In two days of closed-door, and sometimes tense, negotiations in mid-November at a resort outside the Omani capital of Muscat, Kerry and his delegation offered his Iranian counterpart a concession: Iran might be able to operate 4,500 centrifuges, rather than 1,500 the West had proposed earlier.
The offer apparently failed to break the deadlock, because Tehran’s negotiators seemed to have been given little leeway by Iran’s Supreme Leader, Ayatollah Ali Khamenei, who has final say on security matters.
“The negotiating team wants to reach an accord, but they aren’t coming to the table with elements that would allow us to conclude that deal,” said a senior Western diplomat after the Oman talks.
While Rouhani and his foreign minister Mohammad Javad Zarif have to watch their backs with Khamenei and Iran’s powerful Revolutionary Guards, Kerry was looking over his shoulder at Capitol Hill, where skepticism over Obama’s diplomatic opening to Iran runs deep.
The fact that opposition Republicans will take control of both chambers of Congress in January after this month’s mid-term elections was not lost on the Iranians and prompted hallway chatter in both Muscat and Vienna.
Kerry made as many as 10 calls to U.S. lawmakers while overseas, his aides said.
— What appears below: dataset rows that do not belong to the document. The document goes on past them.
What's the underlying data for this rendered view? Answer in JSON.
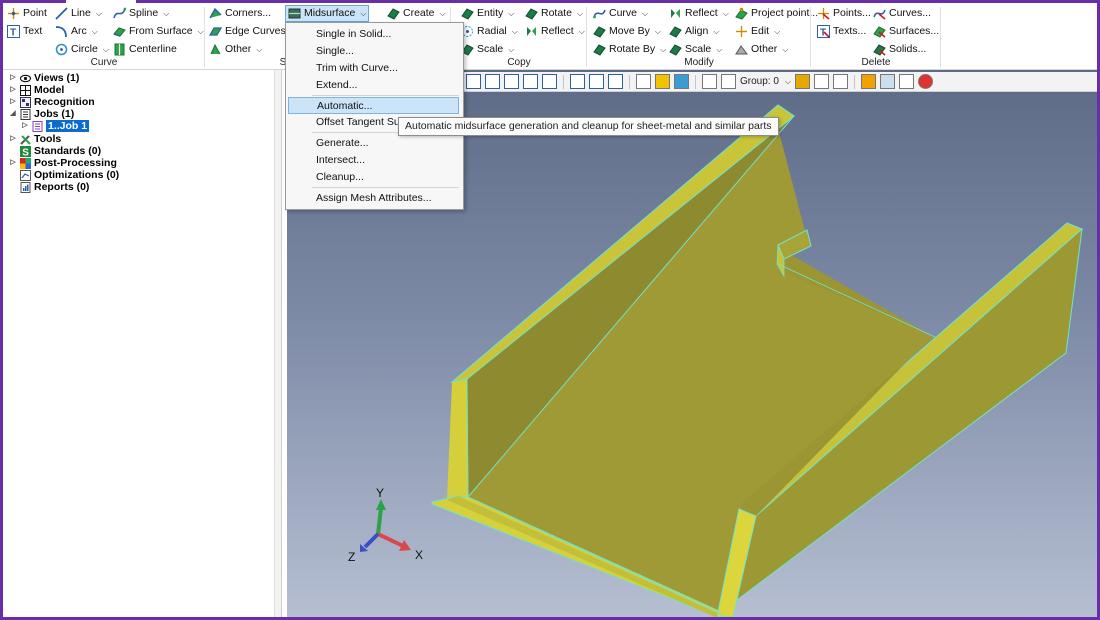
{
  "ribbon": {
    "curve_group": {
      "label": "Curve",
      "point": "Point",
      "text": "Text",
      "line": "Line",
      "arc": "Arc",
      "circle": "Circle",
      "spline": "Spline",
      "from_surface": "From Surface",
      "centerline": "Centerline"
    },
    "surface_group": {
      "label": "S",
      "corners": "Corners...",
      "edge_curves": "Edge Curves...",
      "other": "Other",
      "midsurface": "Midsurface",
      "create": "Create"
    },
    "copy_group": {
      "label": "Copy",
      "entity": "Entity",
      "rotate": "Rotate",
      "radial": "Radial",
      "reflect": "Reflect",
      "scale": "Scale"
    },
    "modify_group": {
      "label": "Modify",
      "curve": "Curve",
      "reflect": "Reflect",
      "project_point": "Project point...",
      "move_by": "Move By",
      "align": "Align",
      "edit": "Edit",
      "rotate_by": "Rotate By",
      "scale": "Scale",
      "other": "Other"
    },
    "delete_group": {
      "label": "Delete",
      "points": "Points...",
      "curves": "Curves...",
      "texts": "Texts...",
      "surfaces": "Surfaces...",
      "solids": "Solids..."
    }
  },
  "midsurface_menu": {
    "items": [
      "Single in Solid...",
      "Single...",
      "Trim with Curve...",
      "Extend...",
      "Automatic...",
      "Offset Tangent Surfa",
      "Generate...",
      "Intersect...",
      "Cleanup...",
      "Assign Mesh Attributes..."
    ],
    "highlighted": "Automatic..."
  },
  "tooltip": "Automatic midsurface generation and cleanup for sheet-metal and similar parts",
  "tree": {
    "items": [
      {
        "label": "Views (1)"
      },
      {
        "label": "Model"
      },
      {
        "label": "Recognition"
      },
      {
        "label": "Jobs (1)"
      },
      {
        "label": "1..Job 1"
      },
      {
        "label": "Tools"
      },
      {
        "label": "Standards (0)"
      },
      {
        "label": "Post-Processing"
      },
      {
        "label": "Optimizations (0)"
      },
      {
        "label": "Reports (0)"
      }
    ]
  },
  "view_toolbar": {
    "group_label": "Group: 0"
  },
  "axes": {
    "x": "X",
    "y": "Y",
    "z": "Z"
  },
  "colors": {
    "accent": "#6a2da8",
    "part_face": "#a8a436",
    "part_face_light": "#c9c43a",
    "part_edge": "#62e3c8",
    "viewport_top": "#5c6a86",
    "viewport_bottom": "#b6bfd2",
    "selection": "#0a6ccf"
  }
}
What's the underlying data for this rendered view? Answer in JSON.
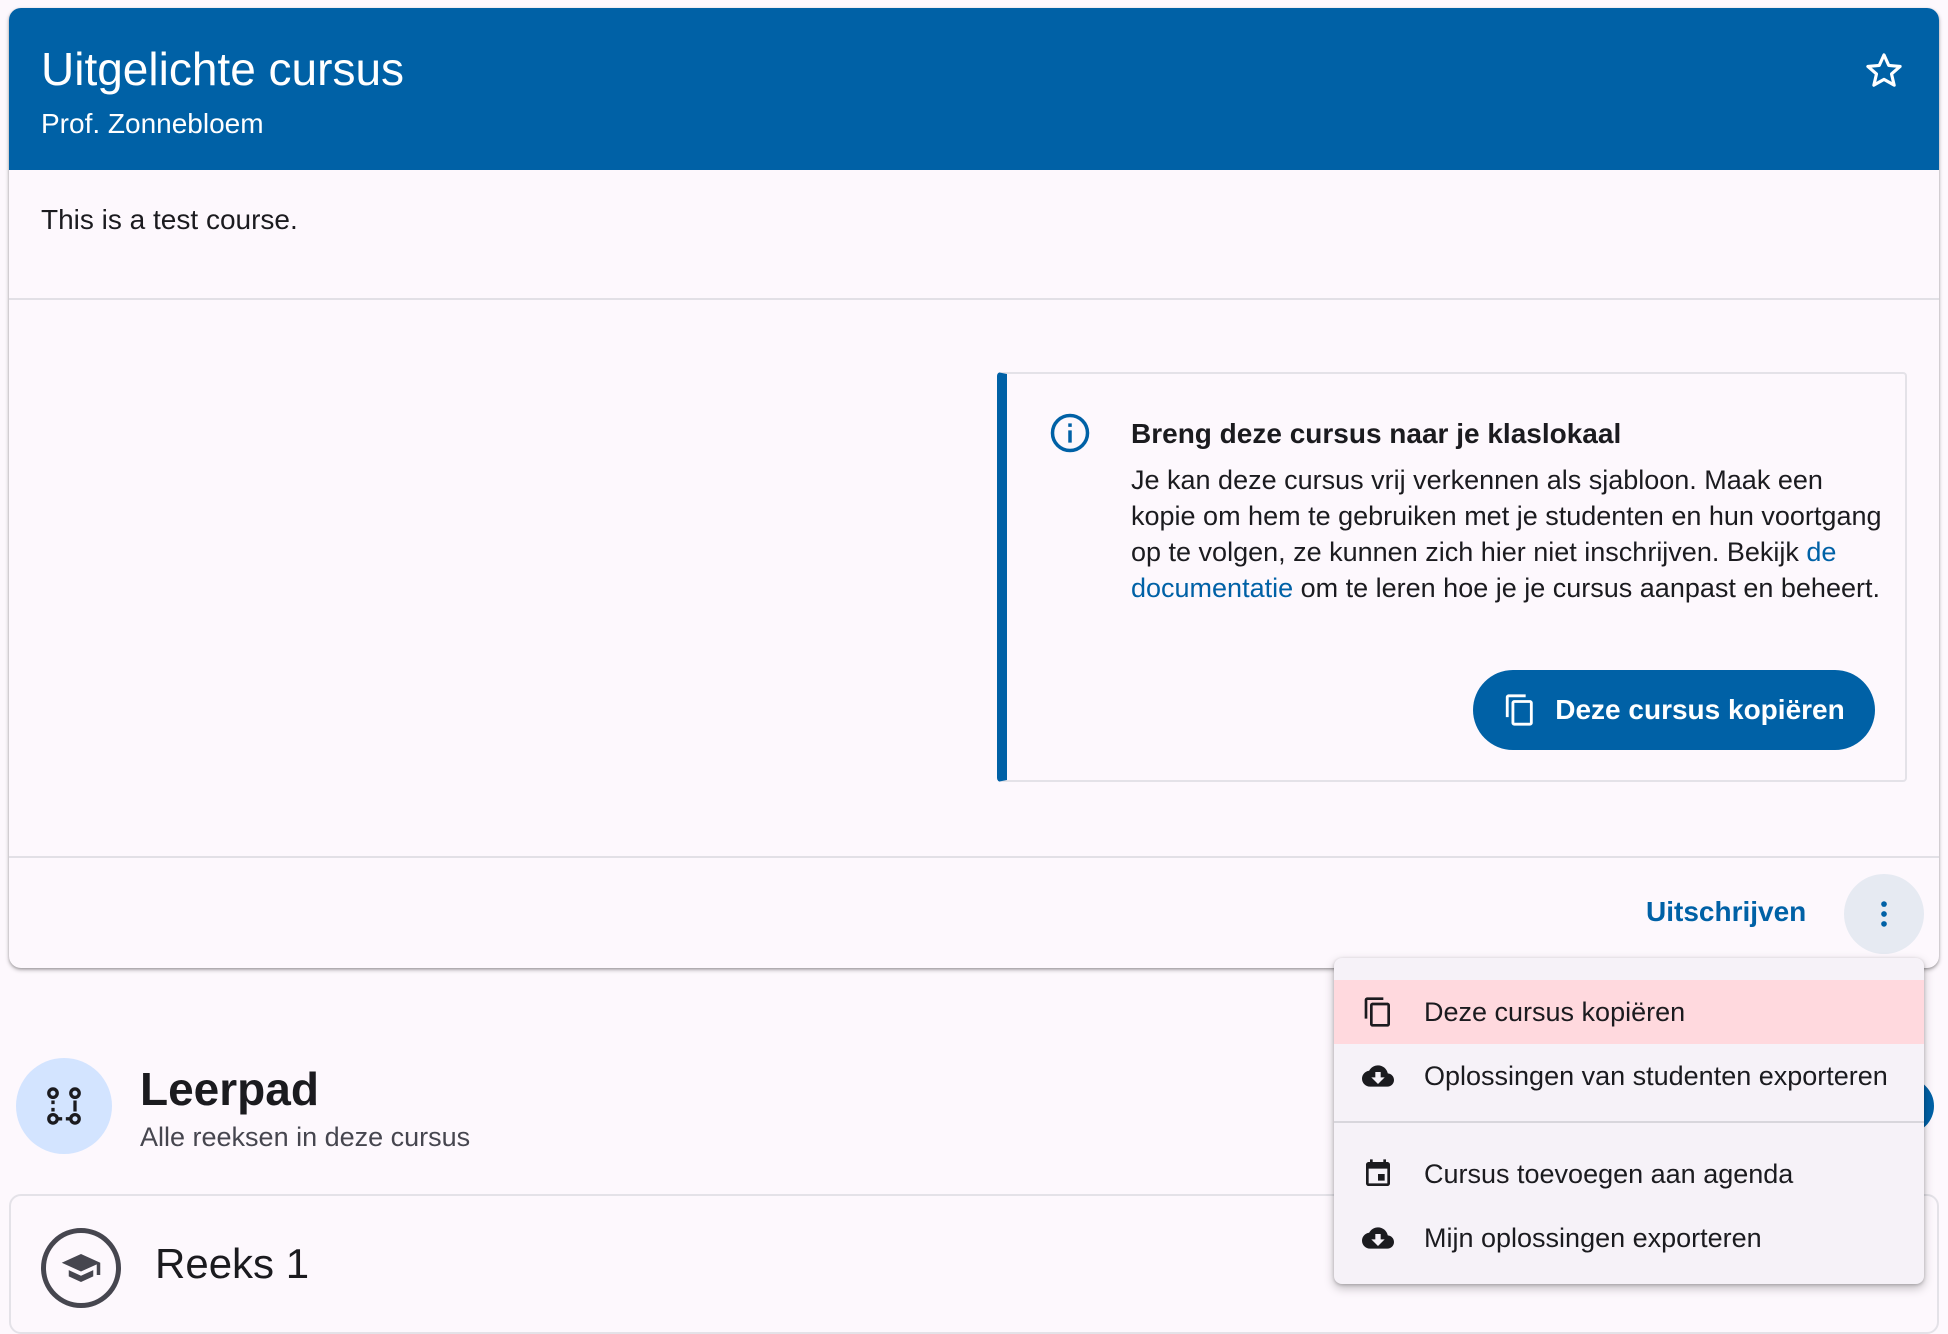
{
  "course": {
    "title": "Uitgelichte cursus",
    "teacher": "Prof. Zonnebloem",
    "description": "This is a test course."
  },
  "info": {
    "title": "Breng deze cursus naar je klaslokaal",
    "body_before": "Je kan deze cursus vrij verkennen als sjabloon. Maak een kopie om hem te gebruiken met je studenten en hun voortgang op te volgen, ze kunnen zich hier niet inschrijven. Bekijk ",
    "link_text": "de documentatie",
    "body_after": " om te leren hoe je je cursus aanpast en beheert.",
    "copy_button": "Deze cursus kopiëren"
  },
  "actions": {
    "unsubscribe": "Uitschrijven"
  },
  "menu": {
    "items": [
      {
        "label": "Deze cursus kopiëren",
        "icon": "copy-icon"
      },
      {
        "label": "Oplossingen van studenten exporteren",
        "icon": "cloud-download-icon"
      },
      {
        "label": "Cursus toevoegen aan agenda",
        "icon": "calendar-icon"
      },
      {
        "label": "Mijn oplossingen exporteren",
        "icon": "cloud-download-icon"
      }
    ]
  },
  "learning_path": {
    "title": "Leerpad",
    "subtitle": "Alle reeksen in deze cursus"
  },
  "series": [
    {
      "title": "Reeks 1"
    }
  ],
  "colors": {
    "primary": "#0061a6",
    "highlight": "#ffd9de"
  }
}
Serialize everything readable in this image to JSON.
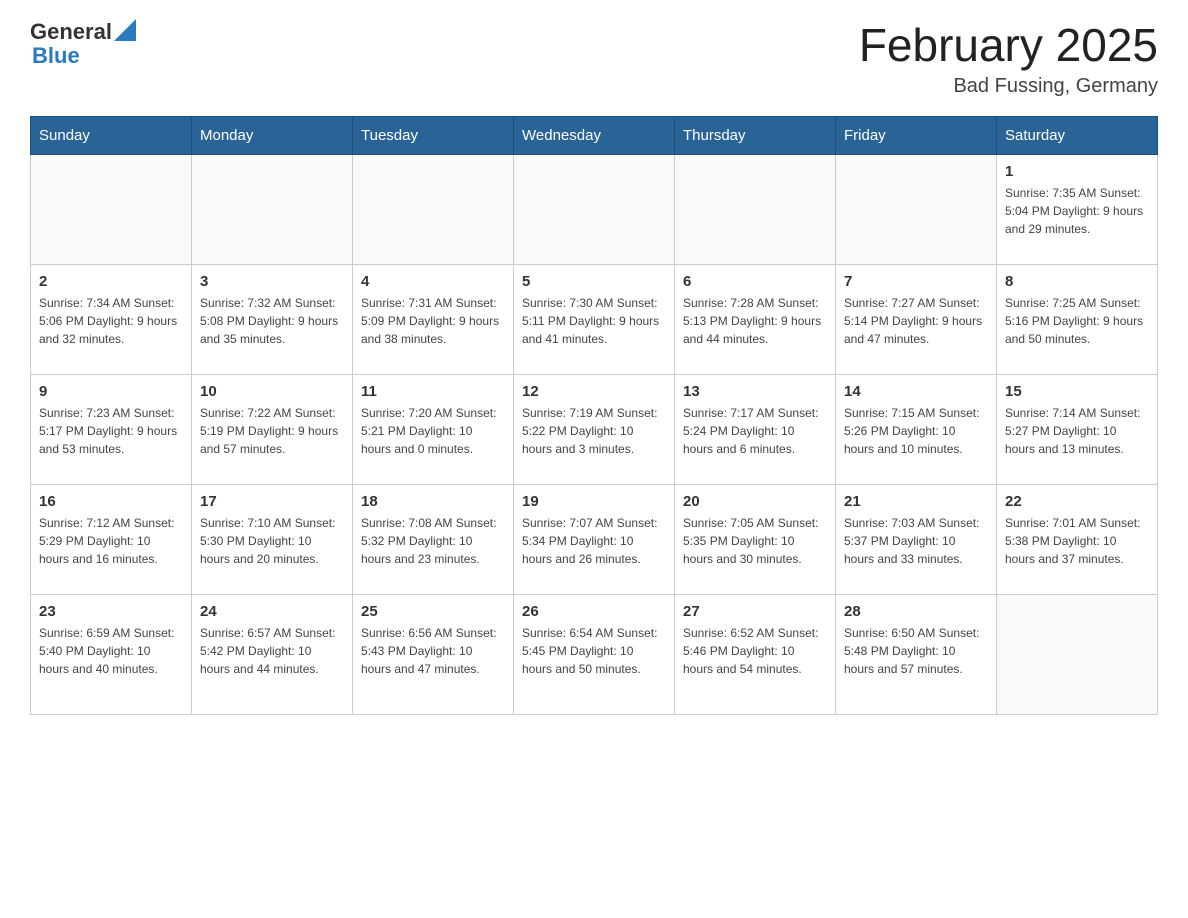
{
  "header": {
    "logo_general": "General",
    "logo_blue": "Blue",
    "title": "February 2025",
    "subtitle": "Bad Fussing, Germany"
  },
  "weekdays": [
    "Sunday",
    "Monday",
    "Tuesday",
    "Wednesday",
    "Thursday",
    "Friday",
    "Saturday"
  ],
  "weeks": [
    [
      {
        "day": "",
        "info": ""
      },
      {
        "day": "",
        "info": ""
      },
      {
        "day": "",
        "info": ""
      },
      {
        "day": "",
        "info": ""
      },
      {
        "day": "",
        "info": ""
      },
      {
        "day": "",
        "info": ""
      },
      {
        "day": "1",
        "info": "Sunrise: 7:35 AM\nSunset: 5:04 PM\nDaylight: 9 hours and 29 minutes."
      }
    ],
    [
      {
        "day": "2",
        "info": "Sunrise: 7:34 AM\nSunset: 5:06 PM\nDaylight: 9 hours and 32 minutes."
      },
      {
        "day": "3",
        "info": "Sunrise: 7:32 AM\nSunset: 5:08 PM\nDaylight: 9 hours and 35 minutes."
      },
      {
        "day": "4",
        "info": "Sunrise: 7:31 AM\nSunset: 5:09 PM\nDaylight: 9 hours and 38 minutes."
      },
      {
        "day": "5",
        "info": "Sunrise: 7:30 AM\nSunset: 5:11 PM\nDaylight: 9 hours and 41 minutes."
      },
      {
        "day": "6",
        "info": "Sunrise: 7:28 AM\nSunset: 5:13 PM\nDaylight: 9 hours and 44 minutes."
      },
      {
        "day": "7",
        "info": "Sunrise: 7:27 AM\nSunset: 5:14 PM\nDaylight: 9 hours and 47 minutes."
      },
      {
        "day": "8",
        "info": "Sunrise: 7:25 AM\nSunset: 5:16 PM\nDaylight: 9 hours and 50 minutes."
      }
    ],
    [
      {
        "day": "9",
        "info": "Sunrise: 7:23 AM\nSunset: 5:17 PM\nDaylight: 9 hours and 53 minutes."
      },
      {
        "day": "10",
        "info": "Sunrise: 7:22 AM\nSunset: 5:19 PM\nDaylight: 9 hours and 57 minutes."
      },
      {
        "day": "11",
        "info": "Sunrise: 7:20 AM\nSunset: 5:21 PM\nDaylight: 10 hours and 0 minutes."
      },
      {
        "day": "12",
        "info": "Sunrise: 7:19 AM\nSunset: 5:22 PM\nDaylight: 10 hours and 3 minutes."
      },
      {
        "day": "13",
        "info": "Sunrise: 7:17 AM\nSunset: 5:24 PM\nDaylight: 10 hours and 6 minutes."
      },
      {
        "day": "14",
        "info": "Sunrise: 7:15 AM\nSunset: 5:26 PM\nDaylight: 10 hours and 10 minutes."
      },
      {
        "day": "15",
        "info": "Sunrise: 7:14 AM\nSunset: 5:27 PM\nDaylight: 10 hours and 13 minutes."
      }
    ],
    [
      {
        "day": "16",
        "info": "Sunrise: 7:12 AM\nSunset: 5:29 PM\nDaylight: 10 hours and 16 minutes."
      },
      {
        "day": "17",
        "info": "Sunrise: 7:10 AM\nSunset: 5:30 PM\nDaylight: 10 hours and 20 minutes."
      },
      {
        "day": "18",
        "info": "Sunrise: 7:08 AM\nSunset: 5:32 PM\nDaylight: 10 hours and 23 minutes."
      },
      {
        "day": "19",
        "info": "Sunrise: 7:07 AM\nSunset: 5:34 PM\nDaylight: 10 hours and 26 minutes."
      },
      {
        "day": "20",
        "info": "Sunrise: 7:05 AM\nSunset: 5:35 PM\nDaylight: 10 hours and 30 minutes."
      },
      {
        "day": "21",
        "info": "Sunrise: 7:03 AM\nSunset: 5:37 PM\nDaylight: 10 hours and 33 minutes."
      },
      {
        "day": "22",
        "info": "Sunrise: 7:01 AM\nSunset: 5:38 PM\nDaylight: 10 hours and 37 minutes."
      }
    ],
    [
      {
        "day": "23",
        "info": "Sunrise: 6:59 AM\nSunset: 5:40 PM\nDaylight: 10 hours and 40 minutes."
      },
      {
        "day": "24",
        "info": "Sunrise: 6:57 AM\nSunset: 5:42 PM\nDaylight: 10 hours and 44 minutes."
      },
      {
        "day": "25",
        "info": "Sunrise: 6:56 AM\nSunset: 5:43 PM\nDaylight: 10 hours and 47 minutes."
      },
      {
        "day": "26",
        "info": "Sunrise: 6:54 AM\nSunset: 5:45 PM\nDaylight: 10 hours and 50 minutes."
      },
      {
        "day": "27",
        "info": "Sunrise: 6:52 AM\nSunset: 5:46 PM\nDaylight: 10 hours and 54 minutes."
      },
      {
        "day": "28",
        "info": "Sunrise: 6:50 AM\nSunset: 5:48 PM\nDaylight: 10 hours and 57 minutes."
      },
      {
        "day": "",
        "info": ""
      }
    ]
  ]
}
One such call was with Sen. Bob Corker, the top Republican on the Senate Foreign Relations Committee, a committee aide said.
Corker said in a statement on Monday that he preferred the White House to keep negotiating with Iran rather than agree to a bad deal, but said Congress should prepare options, including tougher sanctions, if the talks fail.
Given domestic and outside pressures, yet another extension beyond next July is not ruled out, U.S. officials say.
One of Kerry’s aides, who has recently taken up knitting, decided after few days that the scarf she had been working on during the long days on the road was much too wide. She unraveled the wool completely and started again from the top.
The aide said that the interminable scarf could be a metaphor for nuclear diplomacy with Iran. By the time Kerry’s team boarded the plane to leave Vienna, the scarf was still not finished.
Writing by Warren Strobel. Additional reporting by Patricia Zengerle, Jonathan Irish, Parisa Hafezi and Fredrik Dahl; Editing by David Storey and Tomasz Janowski